Three out of ten mobile operators believe GSMA offering Joyn is not the solution to successfully compete with messaging service providers such as WhatsApp and Skype, according to research published today.
A greenfield LTE operator that has launched this year in Nigeria, Tanzania and Uganda would “happily prioritise Skype traffic” at the expense of standards-based voice services if that is what the market demanded, its chief operating officer has told Telecoms.com.
Over the top (OTT) communications service Skype is estimated to be costing the telecoms industry $100m per day, or $36.5bn per year, due to the amount of data traffic the application generates. According to research published this week, Skype’s 280 million active users spend two billion minutes per day on Skype.
The number of global OTT mobile VoIP subscribers increased more than 550 per cent during 2012 to reach over 640 million, and is expected to approach the 1 billion mark in 2013, according to Infonetics Research.
French communications regulator ARCEP was gunning for internet telephony player Skype this week, which it suggests is committing a criminal offence by not declaring itself as a communications operator.
In a somewhat inevitable move by the software firm, Microsoft has absorbed its Live Messenger service into Skype, after acquiring the VoIP service in May last year. The firm released Skype 6.0 for Mac and Windows a few weeks ago and has now told customers to update to the service to send instant messages and make video calls with their Messenger contacts.

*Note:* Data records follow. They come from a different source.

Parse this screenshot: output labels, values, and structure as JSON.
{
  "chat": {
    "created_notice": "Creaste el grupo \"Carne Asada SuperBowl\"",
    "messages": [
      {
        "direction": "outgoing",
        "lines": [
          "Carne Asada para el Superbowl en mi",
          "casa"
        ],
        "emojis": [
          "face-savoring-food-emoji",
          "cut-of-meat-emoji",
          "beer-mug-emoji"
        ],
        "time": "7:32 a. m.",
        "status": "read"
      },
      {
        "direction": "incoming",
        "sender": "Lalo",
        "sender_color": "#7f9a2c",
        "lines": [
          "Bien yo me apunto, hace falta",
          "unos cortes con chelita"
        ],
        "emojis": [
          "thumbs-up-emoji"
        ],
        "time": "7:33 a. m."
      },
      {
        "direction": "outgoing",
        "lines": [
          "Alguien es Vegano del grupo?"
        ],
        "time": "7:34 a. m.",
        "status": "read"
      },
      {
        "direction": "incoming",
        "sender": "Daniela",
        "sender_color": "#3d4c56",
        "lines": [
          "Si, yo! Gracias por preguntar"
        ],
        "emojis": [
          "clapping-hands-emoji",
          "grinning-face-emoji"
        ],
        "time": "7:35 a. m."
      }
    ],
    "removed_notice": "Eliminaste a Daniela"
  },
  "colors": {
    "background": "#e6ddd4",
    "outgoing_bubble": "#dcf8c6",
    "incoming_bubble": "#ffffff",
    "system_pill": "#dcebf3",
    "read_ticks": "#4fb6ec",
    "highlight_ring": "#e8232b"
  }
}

VoIP provider Skype has set up a public wifi network in the UK and Ireland in a bid to diversify its offering. The firm, acquired by Microsoft in 2011, has teamed up with wifi solutions provider Wicoms to roll out a service called Free Skype WiFi in UK high streets. The service enables shopping malls, retailers and other businesses to deliver public internet access to customers free of charge.

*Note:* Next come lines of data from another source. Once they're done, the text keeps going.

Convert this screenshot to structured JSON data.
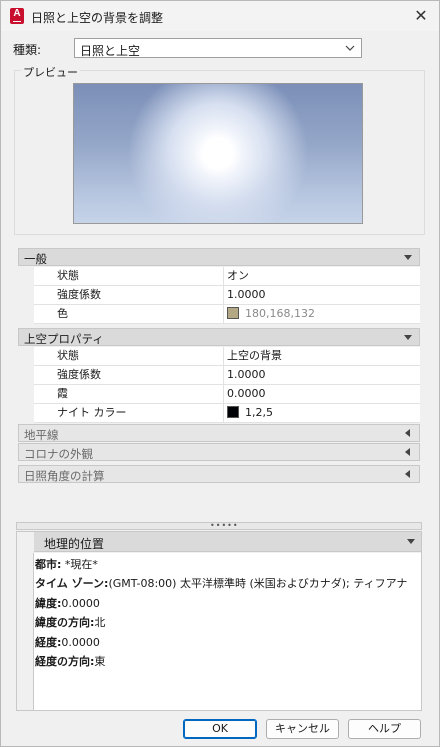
{
  "window": {
    "title": "日照と上空の背景を調整",
    "app_icon_letter": "A",
    "close_glyph": "✕"
  },
  "type_field": {
    "label": "種類:",
    "value": "日照と上空"
  },
  "preview": {
    "label": "プレビュー"
  },
  "sections": {
    "general": {
      "title": "一般",
      "rows": [
        {
          "key": "状態",
          "value": "オン"
        },
        {
          "key": "強度係数",
          "value": "1.0000"
        },
        {
          "key": "色",
          "value": "180,168,132",
          "swatch": "#b4a884"
        }
      ]
    },
    "sky_props": {
      "title": "上空プロパティ",
      "rows": [
        {
          "key": "状態",
          "value": "上空の背景"
        },
        {
          "key": "強度係数",
          "value": "1.0000"
        },
        {
          "key": "霞",
          "value": "0.0000"
        },
        {
          "key": "ナイト カラー",
          "value": "1,2,5",
          "swatch": "#010205"
        }
      ]
    },
    "horizon": {
      "title": "地平線"
    },
    "corona": {
      "title": "コロナの外観"
    },
    "sun_angle": {
      "title": "日照角度の計算"
    }
  },
  "geo": {
    "title": "地理的位置",
    "lines": [
      {
        "label": "都市:",
        "value": " *現在*"
      },
      {
        "label": "タイム ゾーン:",
        "value": "(GMT-08:00) 太平洋標準時 (米国およびカナダ); ティフアナ"
      },
      {
        "label": "緯度:",
        "value": "0.0000"
      },
      {
        "label": "緯度の方向:",
        "value": "北"
      },
      {
        "label": "経度:",
        "value": "0.0000"
      },
      {
        "label": "経度の方向:",
        "value": "東"
      }
    ]
  },
  "buttons": {
    "ok": "OK",
    "cancel": "キャンセル",
    "help": "ヘルプ"
  },
  "splitter_grip": "•••••",
  "colors": {
    "accent": "#0067c0",
    "brand": "#c8102e",
    "section_bg": "#dadada"
  }
}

A US start-up is aiming to disrupt the wireless broadband market with its commitment to deliver free 4G services to its users. FreedomPop has launched the beta version of its service and will be offering 500MB of free data usage to each of its customers using US wholesale operator Clearwire’s WiMAX network.
Internet telephony darling and over-the-top success, Skype, stepped up its threat to operators with the introduction of direct operator billing this week.

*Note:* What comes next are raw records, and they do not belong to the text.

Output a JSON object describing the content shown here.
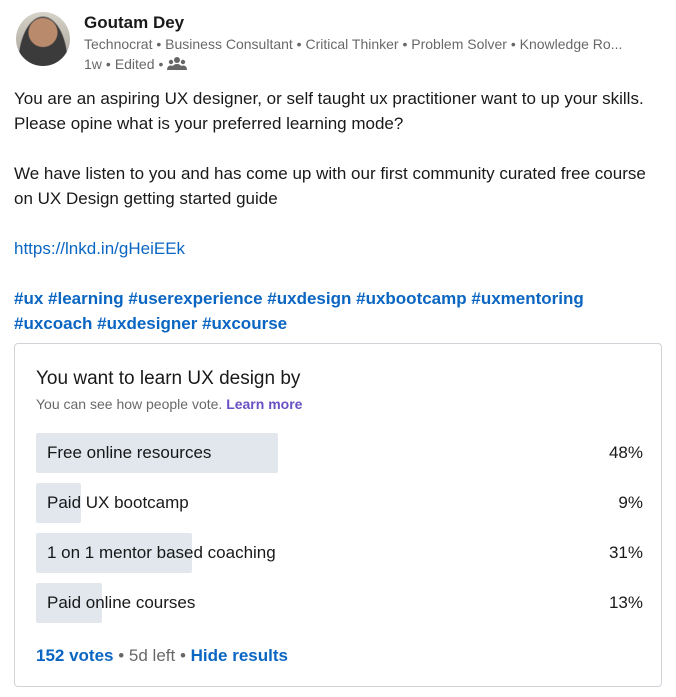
{
  "author": {
    "name": "Goutam Dey",
    "headline": "Technocrat • Business Consultant • Critical Thinker • Problem Solver • Knowledge Ro...",
    "time": "1w",
    "edited": "Edited",
    "sep": "•",
    "visibility_icon": "connections-icon"
  },
  "post": {
    "para1": "You are an aspiring UX designer, or self taught ux practitioner want to up your skills. Please opine what is your preferred learning mode?",
    "para2": "We have listen to you and has come up with our first community curated free course on UX Design getting started guide",
    "link": "https://lnkd.in/gHeiEEk",
    "hashtags": [
      "#ux",
      "#learning",
      "#userexperience",
      "#uxdesign",
      "#uxbootcamp",
      "#uxmentoring",
      "#uxcoach",
      "#uxdesigner",
      "#uxcourse"
    ]
  },
  "poll": {
    "question": "You want to learn UX design by",
    "note": "You can see how people vote.",
    "learn_more": "Learn more",
    "options": [
      {
        "label": "Free online resources",
        "percent": "48%",
        "fraction": 0.48
      },
      {
        "label": "Paid UX bootcamp",
        "percent": "9%",
        "fraction": 0.09
      },
      {
        "label": "1 on 1 mentor based coaching",
        "percent": "31%",
        "fraction": 0.31
      },
      {
        "label": "Paid online courses",
        "percent": "13%",
        "fraction": 0.13
      }
    ],
    "votes": "152 votes",
    "sep": "•",
    "time_left": "5d left",
    "hide_results": "Hide results"
  },
  "colors": {
    "link": "#0a66c2",
    "bar": "#e1e7ed",
    "learn_more": "#6a50c4"
  }
}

Swedish operators attempting to ban Skype, claims local press
In 2010, KDDI and Skype entered into a partnership. Skype services were offered over “au”, the
operator’s mobile broadband service brand. The integration of Skype’s platform onto KDDI’s network
allowed for a superior voice quality for users of the Skype on au service and provided a clear
differentiator for Skype’s range of IS-series Android devices launched in November 2010.
Internet telephony player Skype, recently acquired by Microsoft, is doing some shopping of its own, entering into an agreement to acquire mobile group messaging provider GroupMe. Founded in 2010 in New York, GroupMe allows users to group text, conference call, and share pictures and location data.
When Mark Zuckerberg announced the death of privacy last year, The Informer thought the little dweeb was talking about Facebook, but recent events in the British media world would appear to suggest otherwise. Never mind the Winkelvoss twins, if anyone can lay claim to prior art when it comes to the innovation of making money from information that people thought was private, it seems to be the British media and police establishments.
Social networking giant Facebook and video chat leader Skype have announced a video sharing partnership enabling Facebook users to place Skype directly to any of their Facebook ‘Friends’ without having to leave the website.
Skype has upped its game in the mobile market, with the announcement of a “killer ability” that has long been waited for: cross platform video calling.
Users of Skype’s Android app will finally be able to make video calls, not only to other Android users but also to iPhones, laptops and PCs from their smartphones.
Microsoft has been granted a patent for a technology that will allow it to listen in on web-based communications such as video and voice calls – including those made on its recently acquired Skype service.
Microsoft’s bid for Skype has received the go-ahead from American anti-trust regulators, following an “early termination” of a review into the proposed sale. Under America’s Hart-Scott-Rodinho (HSR) Act, certain types of large mergers and acquisitions deals must be submitted for review by the government.
Carriers are going to need to think and act laterally if they’re to gain relevance in an over-the-top (OTT) mobile data market. This is the message from Openwave SVP for product management and marketing, John Giere, who said that with customer experience representing a key driver of growth, carriers need to drop their linear approach to billing and services and start taking advantage of their unique access to end-user data.
Software giant Microsoft is set to announce the acquisition of VoIP company Skype in an all cash deal said to be worth $8.5bn. Such a move would give Microsoft a greater presence with internet telephony and video calling capabilities.
The European Commission on Tuesday launched an investigation into telecoms providers’ traffic management and competition practices. Responding to allegations that some service providers were effectively blocking over-the-top (OTT) VoIP services such as Skype, telecoms commissioner Neelie Kroes has asked members to probe fixed and wireless operators for evidence of anti-competitive behaviour.